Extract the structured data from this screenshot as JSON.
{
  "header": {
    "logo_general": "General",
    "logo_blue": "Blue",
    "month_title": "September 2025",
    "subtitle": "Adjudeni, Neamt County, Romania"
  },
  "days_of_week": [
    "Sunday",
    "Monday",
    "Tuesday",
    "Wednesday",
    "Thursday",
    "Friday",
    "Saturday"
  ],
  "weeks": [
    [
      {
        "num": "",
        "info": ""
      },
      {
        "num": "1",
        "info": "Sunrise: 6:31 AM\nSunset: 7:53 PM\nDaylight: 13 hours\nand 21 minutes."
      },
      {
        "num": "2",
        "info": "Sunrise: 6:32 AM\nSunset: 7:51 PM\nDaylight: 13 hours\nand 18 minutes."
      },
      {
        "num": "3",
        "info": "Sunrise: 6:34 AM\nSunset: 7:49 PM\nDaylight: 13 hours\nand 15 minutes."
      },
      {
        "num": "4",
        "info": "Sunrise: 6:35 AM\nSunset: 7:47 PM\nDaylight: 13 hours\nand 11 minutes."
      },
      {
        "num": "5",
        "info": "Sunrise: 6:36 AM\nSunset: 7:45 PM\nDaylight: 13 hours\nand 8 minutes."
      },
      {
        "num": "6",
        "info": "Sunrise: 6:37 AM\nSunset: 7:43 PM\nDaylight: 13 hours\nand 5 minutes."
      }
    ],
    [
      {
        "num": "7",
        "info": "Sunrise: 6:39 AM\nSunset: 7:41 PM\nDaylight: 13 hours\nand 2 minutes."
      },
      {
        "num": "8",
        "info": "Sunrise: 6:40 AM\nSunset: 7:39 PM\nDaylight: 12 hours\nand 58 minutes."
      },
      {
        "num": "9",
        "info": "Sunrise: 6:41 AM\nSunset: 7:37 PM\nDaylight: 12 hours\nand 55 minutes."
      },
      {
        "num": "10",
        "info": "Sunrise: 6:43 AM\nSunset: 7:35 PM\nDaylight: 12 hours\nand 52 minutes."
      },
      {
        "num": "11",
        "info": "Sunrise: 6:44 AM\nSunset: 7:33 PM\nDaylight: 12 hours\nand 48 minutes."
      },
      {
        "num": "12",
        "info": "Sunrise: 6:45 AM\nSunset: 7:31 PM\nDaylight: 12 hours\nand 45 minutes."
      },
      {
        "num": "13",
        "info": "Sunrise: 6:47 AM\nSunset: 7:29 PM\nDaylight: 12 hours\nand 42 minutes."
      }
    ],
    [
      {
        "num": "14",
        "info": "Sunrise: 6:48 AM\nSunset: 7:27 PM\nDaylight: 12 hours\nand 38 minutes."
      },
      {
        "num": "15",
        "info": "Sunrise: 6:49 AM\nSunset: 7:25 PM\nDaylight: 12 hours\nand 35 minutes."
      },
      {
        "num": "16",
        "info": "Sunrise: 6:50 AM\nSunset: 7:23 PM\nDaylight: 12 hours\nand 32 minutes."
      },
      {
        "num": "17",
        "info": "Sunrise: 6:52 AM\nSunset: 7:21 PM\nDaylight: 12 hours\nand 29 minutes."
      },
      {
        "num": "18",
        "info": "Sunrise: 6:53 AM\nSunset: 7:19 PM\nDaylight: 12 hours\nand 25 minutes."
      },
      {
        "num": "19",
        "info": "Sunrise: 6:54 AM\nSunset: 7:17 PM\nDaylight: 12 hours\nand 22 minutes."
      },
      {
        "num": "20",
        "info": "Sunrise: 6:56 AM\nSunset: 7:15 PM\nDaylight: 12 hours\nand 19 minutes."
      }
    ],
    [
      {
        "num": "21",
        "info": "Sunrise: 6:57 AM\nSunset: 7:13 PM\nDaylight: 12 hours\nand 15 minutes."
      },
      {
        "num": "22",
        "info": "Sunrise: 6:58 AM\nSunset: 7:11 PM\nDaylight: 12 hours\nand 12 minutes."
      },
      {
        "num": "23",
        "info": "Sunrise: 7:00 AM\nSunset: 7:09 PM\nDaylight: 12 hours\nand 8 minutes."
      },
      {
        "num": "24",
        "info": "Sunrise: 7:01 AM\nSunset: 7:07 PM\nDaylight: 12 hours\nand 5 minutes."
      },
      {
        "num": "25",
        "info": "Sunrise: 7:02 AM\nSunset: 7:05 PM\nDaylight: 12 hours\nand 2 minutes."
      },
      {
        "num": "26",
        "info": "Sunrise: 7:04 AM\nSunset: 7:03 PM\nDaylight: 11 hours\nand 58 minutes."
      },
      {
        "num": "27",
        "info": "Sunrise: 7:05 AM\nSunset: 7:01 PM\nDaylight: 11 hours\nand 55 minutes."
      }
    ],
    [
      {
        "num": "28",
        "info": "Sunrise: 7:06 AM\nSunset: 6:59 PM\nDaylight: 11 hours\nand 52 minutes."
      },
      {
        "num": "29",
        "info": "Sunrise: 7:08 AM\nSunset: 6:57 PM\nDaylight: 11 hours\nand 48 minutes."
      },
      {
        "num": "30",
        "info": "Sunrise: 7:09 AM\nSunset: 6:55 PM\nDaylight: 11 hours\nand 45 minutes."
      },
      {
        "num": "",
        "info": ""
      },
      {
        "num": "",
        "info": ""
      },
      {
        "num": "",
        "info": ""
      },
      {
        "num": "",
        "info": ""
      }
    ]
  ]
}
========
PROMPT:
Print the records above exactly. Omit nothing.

OUTPUT FOR THIS TASK:
Extract the structured data from this screenshot as JSON.
{
  "header": {
    "logo_general": "General",
    "logo_blue": "Blue",
    "month_title": "September 2025",
    "subtitle": "Adjudeni, Neamt County, Romania"
  },
  "days_of_week": [
    "Sunday",
    "Monday",
    "Tuesday",
    "Wednesday",
    "Thursday",
    "Friday",
    "Saturday"
  ],
  "weeks": [
    [
      {
        "num": "",
        "info": ""
      },
      {
        "num": "1",
        "info": "Sunrise: 6:31 AM\nSunset: 7:53 PM\nDaylight: 13 hours\nand 21 minutes."
      },
      {
        "num": "2",
        "info": "Sunrise: 6:32 AM\nSunset: 7:51 PM\nDaylight: 13 hours\nand 18 minutes."
      },
      {
        "num": "3",
        "info": "Sunrise: 6:34 AM\nSunset: 7:49 PM\nDaylight: 13 hours\nand 15 minutes."
      },
      {
        "num": "4",
        "info": "Sunrise: 6:35 AM\nSunset: 7:47 PM\nDaylight: 13 hours\nand 11 minutes."
      },
      {
        "num": "5",
        "info": "Sunrise: 6:36 AM\nSunset: 7:45 PM\nDaylight: 13 hours\nand 8 minutes."
      },
      {
        "num": "6",
        "info": "Sunrise: 6:37 AM\nSunset: 7:43 PM\nDaylight: 13 hours\nand 5 minutes."
      }
    ],
    [
      {
        "num": "7",
        "info": "Sunrise: 6:39 AM\nSunset: 7:41 PM\nDaylight: 13 hours\nand 2 minutes."
      },
      {
        "num": "8",
        "info": "Sunrise: 6:40 AM\nSunset: 7:39 PM\nDaylight: 12 hours\nand 58 minutes."
      },
      {
        "num": "9",
        "info": "Sunrise: 6:41 AM\nSunset: 7:37 PM\nDaylight: 12 hours\nand 55 minutes."
      },
      {
        "num": "10",
        "info": "Sunrise: 6:43 AM\nSunset: 7:35 PM\nDaylight: 12 hours\nand 52 minutes."
      },
      {
        "num": "11",
        "info": "Sunrise: 6:44 AM\nSunset: 7:33 PM\nDaylight: 12 hours\nand 48 minutes."
      },
      {
        "num": "12",
        "info": "Sunrise: 6:45 AM\nSunset: 7:31 PM\nDaylight: 12 hours\nand 45 minutes."
      },
      {
        "num": "13",
        "info": "Sunrise: 6:47 AM\nSunset: 7:29 PM\nDaylight: 12 hours\nand 42 minutes."
      }
    ],
    [
      {
        "num": "14",
        "info": "Sunrise: 6:48 AM\nSunset: 7:27 PM\nDaylight: 12 hours\nand 38 minutes."
      },
      {
        "num": "15",
        "info": "Sunrise: 6:49 AM\nSunset: 7:25 PM\nDaylight: 12 hours\nand 35 minutes."
      },
      {
        "num": "16",
        "info": "Sunrise: 6:50 AM\nSunset: 7:23 PM\nDaylight: 12 hours\nand 32 minutes."
      },
      {
        "num": "17",
        "info": "Sunrise: 6:52 AM\nSunset: 7:21 PM\nDaylight: 12 hours\nand 29 minutes."
      },
      {
        "num": "18",
        "info": "Sunrise: 6:53 AM\nSunset: 7:19 PM\nDaylight: 12 hours\nand 25 minutes."
      },
      {
        "num": "19",
        "info": "Sunrise: 6:54 AM\nSunset: 7:17 PM\nDaylight: 12 hours\nand 22 minutes."
      },
      {
        "num": "20",
        "info": "Sunrise: 6:56 AM\nSunset: 7:15 PM\nDaylight: 12 hours\nand 19 minutes."
      }
    ],
    [
      {
        "num": "21",
        "info": "Sunrise: 6:57 AM\nSunset: 7:13 PM\nDaylight: 12 hours\nand 15 minutes."
      },
      {
        "num": "22",
        "info": "Sunrise: 6:58 AM\nSunset: 7:11 PM\nDaylight: 12 hours\nand 12 minutes."
      },
      {
        "num": "23",
        "info": "Sunrise: 7:00 AM\nSunset: 7:09 PM\nDaylight: 12 hours\nand 8 minutes."
      },
      {
        "num": "24",
        "info": "Sunrise: 7:01 AM\nSunset: 7:07 PM\nDaylight: 12 hours\nand 5 minutes."
      },
      {
        "num": "25",
        "info": "Sunrise: 7:02 AM\nSunset: 7:05 PM\nDaylight: 12 hours\nand 2 minutes."
      },
      {
        "num": "26",
        "info": "Sunrise: 7:04 AM\nSunset: 7:03 PM\nDaylight: 11 hours\nand 58 minutes."
      },
      {
        "num": "27",
        "info": "Sunrise: 7:05 AM\nSunset: 7:01 PM\nDaylight: 11 hours\nand 55 minutes."
      }
    ],
    [
      {
        "num": "28",
        "info": "Sunrise: 7:06 AM\nSunset: 6:59 PM\nDaylight: 11 hours\nand 52 minutes."
      },
      {
        "num": "29",
        "info": "Sunrise: 7:08 AM\nSunset: 6:57 PM\nDaylight: 11 hours\nand 48 minutes."
      },
      {
        "num": "30",
        "info": "Sunrise: 7:09 AM\nSunset: 6:55 PM\nDaylight: 11 hours\nand 45 minutes."
      },
      {
        "num": "",
        "info": ""
      },
      {
        "num": "",
        "info": ""
      },
      {
        "num": "",
        "info": ""
      },
      {
        "num": "",
        "info": ""
      }
    ]
  ]
}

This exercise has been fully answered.